Once our foundation is understood, we have to consider different perspectives. Every time a person is exposed to The Elder Scrolls, they create a parallel reality to the foundational setting of the Aurbis. This is the TES that exists within their minds, as they understand it and is as ignorant or well-informed as its owner. Even Sotha Sil has said that the Aurbis is a multiverse. What I am arguing is that every single fan, every single lorebeard, and every single casual player contains within them their own interpretation of TES. None are wrong, all are right. Because that’s how subjectivity works.
Where people begin to get all huffy and puffy is when we look at what’s represented in the games. When we see an event or witness some story element in the games that is devoid of player input, this event is adopted into Tamriel Prime, into the foundation of the Elder Scrolls universe. Emperor Uriel Septim VII is assassinated by the Mythic Dawn. Azura sets a Hero upon the path of the Nerevarine. The Empire outlaws Talos worship. As soon as we throw player choice or interpretation into the mix, any semblance of “canon” is thrown firmly out the window. It’s our job to make sure that we don’t throw the baby out with that particular bathwater.

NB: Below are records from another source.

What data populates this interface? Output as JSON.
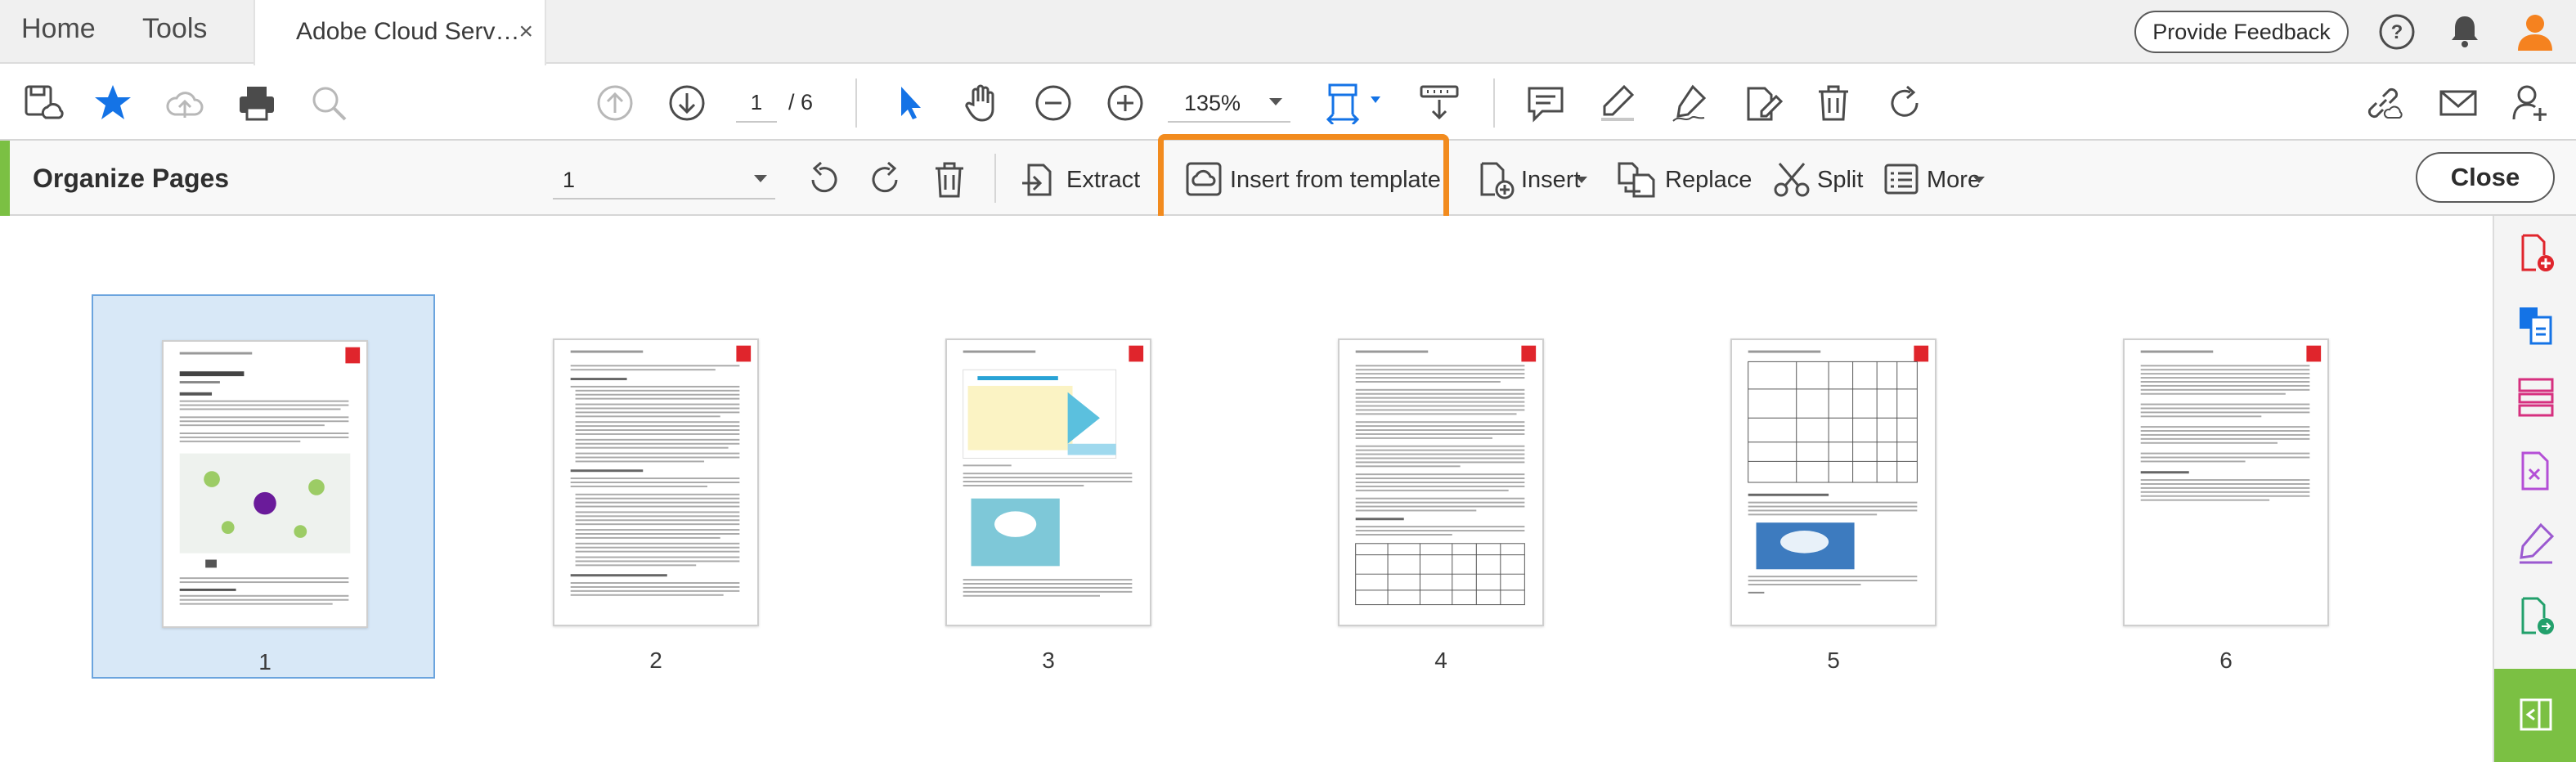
{
  "tabs": {
    "home": "Home",
    "tools": "Tools",
    "document": "Adobe Cloud Serv…",
    "close_glyph": "×"
  },
  "header": {
    "feedback_label": "Provide Feedback"
  },
  "toolbar": {
    "page_current": "1",
    "page_total": "/ 6",
    "zoom": "135%"
  },
  "organize": {
    "title": "Organize Pages",
    "page_select_value": "1",
    "extract_label": "Extract",
    "insert_template_label": "Insert from template",
    "insert_label": "Insert",
    "replace_label": "Replace",
    "split_label": "Split",
    "more_label": "More",
    "close_label": "Close"
  },
  "pages": [
    {
      "label": "1",
      "selected": true
    },
    {
      "label": "2",
      "selected": false
    },
    {
      "label": "3",
      "selected": false
    },
    {
      "label": "4",
      "selected": false
    },
    {
      "label": "5",
      "selected": false
    },
    {
      "label": "6",
      "selected": false
    }
  ],
  "colors": {
    "accent_green": "#7bc043",
    "highlight_orange": "#f28b1e",
    "selection_blue": "#d8e8f7",
    "brand_blue": "#1473e6",
    "adobe_red": "#e0252c",
    "avatar_orange": "#f5821f"
  }
}
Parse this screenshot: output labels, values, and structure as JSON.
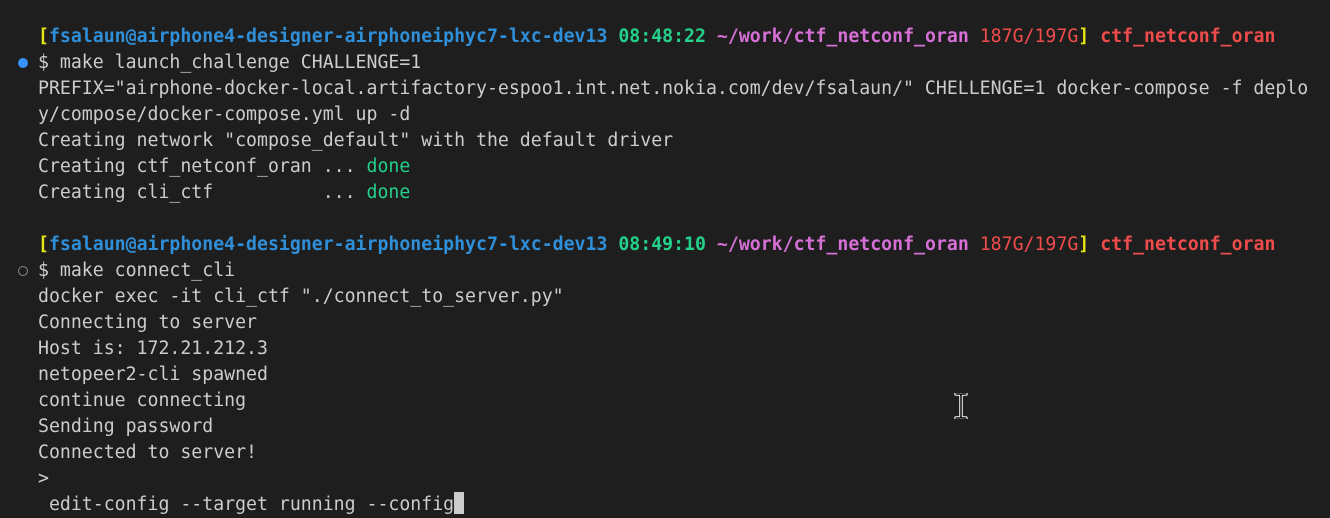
{
  "prompts": [
    {
      "open_bracket": "[",
      "user": "fsalaun",
      "at": "@",
      "host": "airphone4-designer-airphoneiphyc7-lxc-dev13",
      "time": "08:48:22",
      "path": "~/work/ctf_netconf_oran",
      "disk": "187G/197G",
      "close_bracket": "]",
      "branch": "ctf_netconf_oran"
    },
    {
      "open_bracket": "[",
      "user": "fsalaun",
      "at": "@",
      "host": "airphone4-designer-airphoneiphyc7-lxc-dev13",
      "time": "08:49:10",
      "path": "~/work/ctf_netconf_oran",
      "disk": "187G/197G",
      "close_bracket": "]",
      "branch": "ctf_netconf_oran"
    }
  ],
  "block1": {
    "command": "$ make launch_challenge CHALLENGE=1",
    "output": [
      "PREFIX=\"airphone-docker-local.artifactory-espoo1.int.net.nokia.com/dev/fsalaun/\" CHELLENGE=1 docker-compose -f deplo",
      "y/compose/docker-compose.yml up -d",
      "Creating network \"compose_default\" with the default driver"
    ],
    "creating": [
      {
        "text": "Creating ctf_netconf_oran ... ",
        "status": "done"
      },
      {
        "text": "Creating cli_ctf          ... ",
        "status": "done"
      }
    ]
  },
  "block2": {
    "command": "$ make connect_cli",
    "output": [
      "docker exec -it cli_ctf \"./connect_to_server.py\"",
      "Connecting to server",
      "Host is: 172.21.212.3",
      "netopeer2-cli spawned",
      "continue connecting",
      "Sending password",
      "Connected to server!",
      ">"
    ],
    "input_line": " edit-config --target running --config"
  },
  "colors": {
    "background": "#1e1e1e",
    "foreground": "#cccccc",
    "user": "#2f8fd8",
    "bracket": "#e5e510",
    "time": "#23d18b",
    "path": "#d670d6",
    "disk": "#f14c4c",
    "branch": "#f14c4c",
    "status_done": "#23d18b",
    "decoration_success": "#3794ff"
  },
  "icons": {
    "command_success": "blue-dot-icon",
    "command_pending": "hollow-circle-icon",
    "mouse_pointer": "text-ibeam-cursor-icon"
  }
}
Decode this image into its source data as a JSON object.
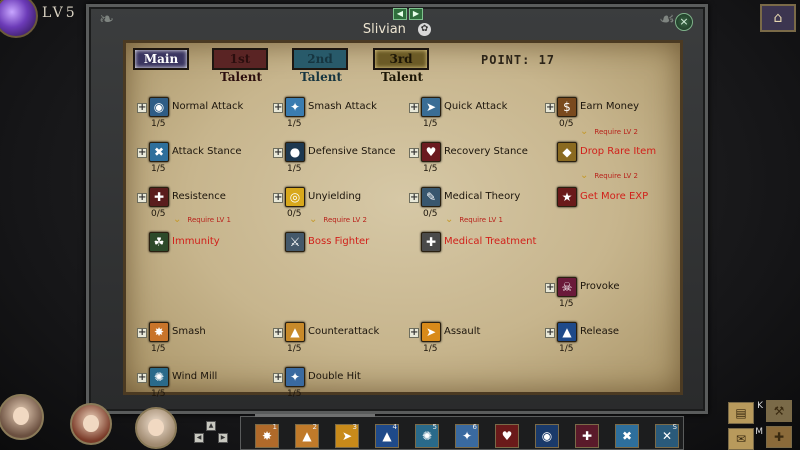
{
  "hud": {
    "level_label": "LV5",
    "map_icon": "map-scroll-icon"
  },
  "window": {
    "title": "Slivian",
    "close_symbol": "×",
    "nav_prev": "◀",
    "nav_next": "▶"
  },
  "tabs": [
    {
      "label": "Main",
      "active": true
    },
    {
      "label": "1st Talent",
      "active": false
    },
    {
      "label": "2nd Talent",
      "active": false
    },
    {
      "label": "3rd Talent",
      "active": true
    }
  ],
  "points": "POINT: 17",
  "skills": [
    {
      "name": "Normal Attack",
      "level": "1/5",
      "icon": "normal-attack-icon",
      "color": "#2f5d86",
      "glyph": "◉"
    },
    {
      "name": "Smash Attack",
      "level": "1/5",
      "icon": "smash-attack-icon",
      "color": "#3a7cb0",
      "glyph": "✦"
    },
    {
      "name": "Quick Attack",
      "level": "1/5",
      "icon": "quick-attack-icon",
      "color": "#3a6d95",
      "glyph": "➤"
    },
    {
      "name": "Earn Money",
      "level": "0/5",
      "icon": "earn-money-icon",
      "color": "#7a4a1e",
      "glyph": "$"
    },
    {
      "name": "Attack Stance",
      "level": "1/5",
      "icon": "attack-stance-icon",
      "color": "#2e6f9c",
      "glyph": "✖"
    },
    {
      "name": "Defensive Stance",
      "level": "1/5",
      "icon": "defensive-stance-icon",
      "color": "#1d3850",
      "glyph": "●"
    },
    {
      "name": "Recovery Stance",
      "level": "1/5",
      "icon": "recovery-stance-icon",
      "color": "#6b1a20",
      "glyph": "♥"
    },
    {
      "name": "Drop Rare Item",
      "level": "",
      "icon": "drop-rare-item-icon",
      "color": "#8a6a20",
      "glyph": "◆",
      "locked": true
    },
    {
      "name": "Resistence",
      "level": "0/5",
      "icon": "resistence-icon",
      "color": "#5a1d1d",
      "glyph": "✚"
    },
    {
      "name": "Unyielding",
      "level": "0/5",
      "icon": "unyielding-icon",
      "color": "#d8a81c",
      "glyph": "◎"
    },
    {
      "name": "Medical Theory",
      "level": "0/5",
      "icon": "medical-theory-icon",
      "color": "#38566e",
      "glyph": "✎"
    },
    {
      "name": "Get More EXP",
      "level": "",
      "icon": "get-more-exp-icon",
      "color": "#6a1a1a",
      "glyph": "★",
      "locked": true
    },
    {
      "name": "Immunity",
      "level": "",
      "icon": "immunity-icon",
      "color": "#2c4a2a",
      "glyph": "☘",
      "locked": true
    },
    {
      "name": "Boss Fighter",
      "level": "",
      "icon": "boss-fighter-icon",
      "color": "#44586a",
      "glyph": "⚔",
      "locked": true
    },
    {
      "name": "Medical Treatment",
      "level": "",
      "icon": "medical-treatment-icon",
      "color": "#4a4a4a",
      "glyph": "✚",
      "locked": true
    },
    {
      "name": "Provoke",
      "level": "1/5",
      "icon": "provoke-icon",
      "color": "#6a1a3a",
      "glyph": "☠"
    },
    {
      "name": "Smash",
      "level": "1/5",
      "icon": "smash-icon",
      "color": "#c8742a",
      "glyph": "✸"
    },
    {
      "name": "Counterattack",
      "level": "1/5",
      "icon": "counterattack-icon",
      "color": "#c88a2a",
      "glyph": "▲"
    },
    {
      "name": "Assault",
      "level": "1/5",
      "icon": "assault-icon",
      "color": "#d88a1a",
      "glyph": "➤"
    },
    {
      "name": "Release",
      "level": "1/5",
      "icon": "release-icon",
      "color": "#1f4a8a",
      "glyph": "▲"
    },
    {
      "name": "Wind Mill",
      "level": "1/5",
      "icon": "wind-mill-icon",
      "color": "#2a6a8a",
      "glyph": "✺"
    },
    {
      "name": "Double Hit",
      "level": "1/5",
      "icon": "double-hit-icon",
      "color": "#3a6aa0",
      "glyph": "✦"
    }
  ],
  "requirements": [
    {
      "text": "Require LV 1"
    },
    {
      "text": "Require LV 2"
    },
    {
      "text": "Require LV 1"
    },
    {
      "text": "Require LV 2"
    },
    {
      "text": "Require LV 2"
    }
  ],
  "skillbar": {
    "slots": [
      {
        "key": "1",
        "icon": "smash-slot-icon",
        "color": "#b06a2a",
        "glyph": "✸"
      },
      {
        "key": "2",
        "icon": "counterattack-slot-icon",
        "color": "#c07a2a",
        "glyph": "▲"
      },
      {
        "key": "3",
        "icon": "assault-slot-icon",
        "color": "#c88a1a",
        "glyph": "➤"
      },
      {
        "key": "4",
        "icon": "release-slot-icon",
        "color": "#1f4a8a",
        "glyph": "▲"
      },
      {
        "key": "5",
        "icon": "wind-mill-slot-icon",
        "color": "#2a6a8a",
        "glyph": "✺"
      },
      {
        "key": "6",
        "icon": "double-hit-slot-icon",
        "color": "#3a6aa0",
        "glyph": "✦"
      },
      {
        "key": "",
        "icon": "health-potion-icon",
        "color": "#6a1a1a",
        "glyph": "♥"
      },
      {
        "key": "",
        "icon": "mana-potion-icon",
        "color": "#1a3a6a",
        "glyph": "◉"
      },
      {
        "key": "",
        "icon": "elixir-icon",
        "color": "#5a1a2a",
        "glyph": "✚"
      },
      {
        "key": "",
        "icon": "attack-stance-slot-icon",
        "color": "#2e6f9c",
        "glyph": "✖"
      },
      {
        "key": "S",
        "icon": "cross-slash-slot-icon",
        "color": "#2a5a7a",
        "glyph": "✕"
      }
    ]
  },
  "right_menu": [
    {
      "hotkey": "K",
      "icon": "skill-book-icon"
    },
    {
      "hotkey": "M",
      "icon": "map-icon"
    }
  ]
}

At this juncture, I’d like to bring to your attention one more of Oxford’s definitions of “canon” to support this claim of subjectivity.
“A piece in which the same melody is begun in different parts successively, so that the imitations overlap.”
If we know anything about the Aurbis, we know that it is a Song – a notion that is clearly inspired by Tolkein. Because the reality of TES is a Song, this above definition of canon implies that multiple versions of the Song can coexist and create an enchanting musical effect when overlapped. The word “canon” means variations exist and work together. Sounds an awful lot like canon at its very core, when considered musically, thrives on variation and subjectivity.
Personally, what I’d like to see are people within the community to stop telling others that they are wrong for their interpretations of canon. Canon is all-inclusive. You can choose to accept the games at face-value, if you like. No one is telling you you can’t. What we ARE telling you that you can’t do is tell others to limit their interpretations in the exact same way you have. Subjectivity is open and accepts all. Telling others what canon objectively is is not open and it does not accept all.
“Dagoth’s Dream” | Illustration by G_R_I_M_A